WORK INSTRUCTIONS: For each record that follows, write out an identical copy.
┄┄┄┄┄┄┄┄┄┄┄┄┄┄┄┄┄┄┄┄
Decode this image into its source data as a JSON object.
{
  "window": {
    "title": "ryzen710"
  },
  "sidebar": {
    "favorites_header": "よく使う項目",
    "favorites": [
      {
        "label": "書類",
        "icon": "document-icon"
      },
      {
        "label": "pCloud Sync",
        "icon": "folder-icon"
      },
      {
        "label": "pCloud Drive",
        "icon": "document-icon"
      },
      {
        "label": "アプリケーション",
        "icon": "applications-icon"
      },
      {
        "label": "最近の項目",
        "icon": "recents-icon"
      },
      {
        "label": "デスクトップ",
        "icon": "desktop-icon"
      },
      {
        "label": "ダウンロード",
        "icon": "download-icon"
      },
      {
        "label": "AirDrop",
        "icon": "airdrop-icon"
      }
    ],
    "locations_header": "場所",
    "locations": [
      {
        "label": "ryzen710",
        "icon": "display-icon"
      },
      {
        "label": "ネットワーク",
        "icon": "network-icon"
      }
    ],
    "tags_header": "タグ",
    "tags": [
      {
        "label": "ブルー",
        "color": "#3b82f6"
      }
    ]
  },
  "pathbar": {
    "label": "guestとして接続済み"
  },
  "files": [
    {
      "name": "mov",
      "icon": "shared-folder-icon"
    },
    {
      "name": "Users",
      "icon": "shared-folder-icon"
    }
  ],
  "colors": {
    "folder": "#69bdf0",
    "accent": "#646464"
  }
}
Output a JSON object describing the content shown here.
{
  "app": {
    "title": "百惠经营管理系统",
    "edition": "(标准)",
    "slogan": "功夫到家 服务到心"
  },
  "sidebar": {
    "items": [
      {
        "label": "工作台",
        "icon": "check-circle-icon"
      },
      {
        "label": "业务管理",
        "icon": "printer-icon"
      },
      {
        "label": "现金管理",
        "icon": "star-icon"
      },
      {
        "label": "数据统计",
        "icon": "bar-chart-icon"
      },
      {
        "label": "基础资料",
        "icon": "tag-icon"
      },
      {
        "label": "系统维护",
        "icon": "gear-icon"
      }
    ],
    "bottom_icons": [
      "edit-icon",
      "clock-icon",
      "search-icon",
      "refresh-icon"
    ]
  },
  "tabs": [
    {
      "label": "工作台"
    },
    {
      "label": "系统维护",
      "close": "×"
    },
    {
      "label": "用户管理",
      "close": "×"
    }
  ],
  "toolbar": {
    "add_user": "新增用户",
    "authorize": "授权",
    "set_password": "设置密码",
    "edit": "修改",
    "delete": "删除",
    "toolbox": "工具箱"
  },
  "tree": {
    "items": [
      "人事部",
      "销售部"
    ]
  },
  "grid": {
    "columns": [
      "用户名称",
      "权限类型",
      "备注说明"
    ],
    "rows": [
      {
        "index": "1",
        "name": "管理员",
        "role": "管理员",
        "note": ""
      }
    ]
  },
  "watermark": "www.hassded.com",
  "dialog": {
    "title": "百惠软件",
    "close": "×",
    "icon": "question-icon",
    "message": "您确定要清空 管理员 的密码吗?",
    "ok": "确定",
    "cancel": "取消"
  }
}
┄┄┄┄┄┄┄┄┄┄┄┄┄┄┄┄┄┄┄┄
REPLY TO THE TASK:
Decode this image into its source data as a JSON object.
{
  "window": {
    "title": "ryzen710"
  },
  "sidebar": {
    "favorites_header": "よく使う項目",
    "favorites": [
      {
        "label": "書類",
        "icon": "document-icon"
      },
      {
        "label": "pCloud Sync",
        "icon": "folder-icon"
      },
      {
        "label": "pCloud Drive",
        "icon": "document-icon"
      },
      {
        "label": "アプリケーション",
        "icon": "applications-icon"
      },
      {
        "label": "最近の項目",
        "icon": "recents-icon"
      },
      {
        "label": "デスクトップ",
        "icon": "desktop-icon"
      },
      {
        "label": "ダウンロード",
        "icon": "download-icon"
      },
      {
        "label": "AirDrop",
        "icon": "airdrop-icon"
      }
    ],
    "locations_header": "場所",
    "locations": [
      {
        "label": "ryzen710",
        "icon": "display-icon"
      },
      {
        "label": "ネットワーク",
        "icon": "network-icon"
      }
    ],
    "tags_header": "タグ",
    "tags": [
      {
        "label": "ブルー",
        "color": "#3b82f6"
      }
    ]
  },
  "pathbar": {
    "label": "guestとして接続済み"
  },
  "files": [
    {
      "name": "mov",
      "icon": "shared-folder-icon"
    },
    {
      "name": "Users",
      "icon": "shared-folder-icon"
    }
  ],
  "colors": {
    "folder": "#69bdf0",
    "accent": "#646464"
  }
}
Output a JSON object describing the content shown here.
{
  "app": {
    "title": "百惠经营管理系统",
    "edition": "(标准)",
    "slogan": "功夫到家 服务到心"
  },
  "sidebar": {
    "items": [
      {
        "label": "工作台",
        "icon": "check-circle-icon"
      },
      {
        "label": "业务管理",
        "icon": "printer-icon"
      },
      {
        "label": "现金管理",
        "icon": "star-icon"
      },
      {
        "label": "数据统计",
        "icon": "bar-chart-icon"
      },
      {
        "label": "基础资料",
        "icon": "tag-icon"
      },
      {
        "label": "系统维护",
        "icon": "gear-icon"
      }
    ],
    "bottom_icons": [
      "edit-icon",
      "clock-icon",
      "search-icon",
      "refresh-icon"
    ]
  },
  "tabs": [
    {
      "label": "工作台"
    },
    {
      "label": "系统维护",
      "close": "×"
    },
    {
      "label": "用户管理",
      "close": "×"
    }
  ],
  "toolbar": {
    "add_user": "新增用户",
    "authorize": "授权",
    "set_password": "设置密码",
    "edit": "修改",
    "delete": "删除",
    "toolbox": "工具箱"
  },
  "tree": {
    "items": [
      "人事部",
      "销售部"
    ]
  },
  "grid": {
    "columns": [
      "用户名称",
      "权限类型",
      "备注说明"
    ],
    "rows": [
      {
        "index": "1",
        "name": "管理员",
        "role": "管理员",
        "note": ""
      }
    ]
  },
  "watermark": "www.hassded.com",
  "dialog": {
    "title": "百惠软件",
    "close": "×",
    "icon": "question-icon",
    "message": "您确定要清空 管理员 的密码吗?",
    "ok": "确定",
    "cancel": "取消"
  }
}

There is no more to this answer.